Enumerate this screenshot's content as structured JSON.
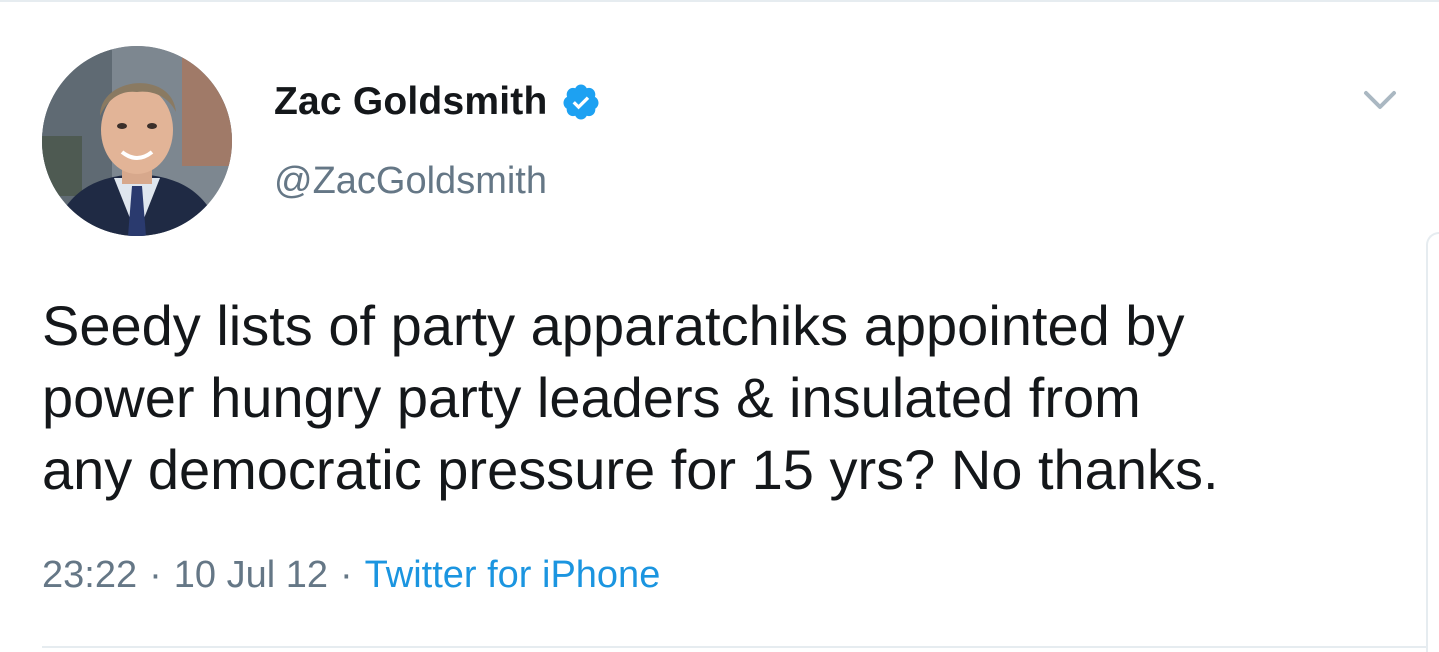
{
  "tweet": {
    "author": {
      "display_name": "Zac Goldsmith",
      "handle": "@ZacGoldsmith",
      "verified": true
    },
    "text": "Seedy lists of party apparatchiks appointed by\npower hungry party leaders & insulated from\nany democratic pressure for 15 yrs? No thanks.",
    "time": "23:22",
    "separator": "·",
    "date": "10 Jul 12",
    "source": "Twitter for iPhone"
  },
  "icons": {
    "verified": "verified-badge-icon",
    "menu": "chevron-down-icon"
  },
  "colors": {
    "verified_blue": "#1da1f2",
    "link_blue": "#1b95e0",
    "secondary_text": "#657786",
    "primary_text": "#14171a"
  }
}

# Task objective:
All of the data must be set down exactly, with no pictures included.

# Task solution:
Enumerate this screenshot's content as structured JSON.
{
  "tweet": {
    "author": {
      "display_name": "Zac Goldsmith",
      "handle": "@ZacGoldsmith",
      "verified": true
    },
    "text": "Seedy lists of party apparatchiks appointed by\npower hungry party leaders & insulated from\nany democratic pressure for 15 yrs? No thanks.",
    "time": "23:22",
    "separator": "·",
    "date": "10 Jul 12",
    "source": "Twitter for iPhone"
  },
  "icons": {
    "verified": "verified-badge-icon",
    "menu": "chevron-down-icon"
  },
  "colors": {
    "verified_blue": "#1da1f2",
    "link_blue": "#1b95e0",
    "secondary_text": "#657786",
    "primary_text": "#14171a"
  }
}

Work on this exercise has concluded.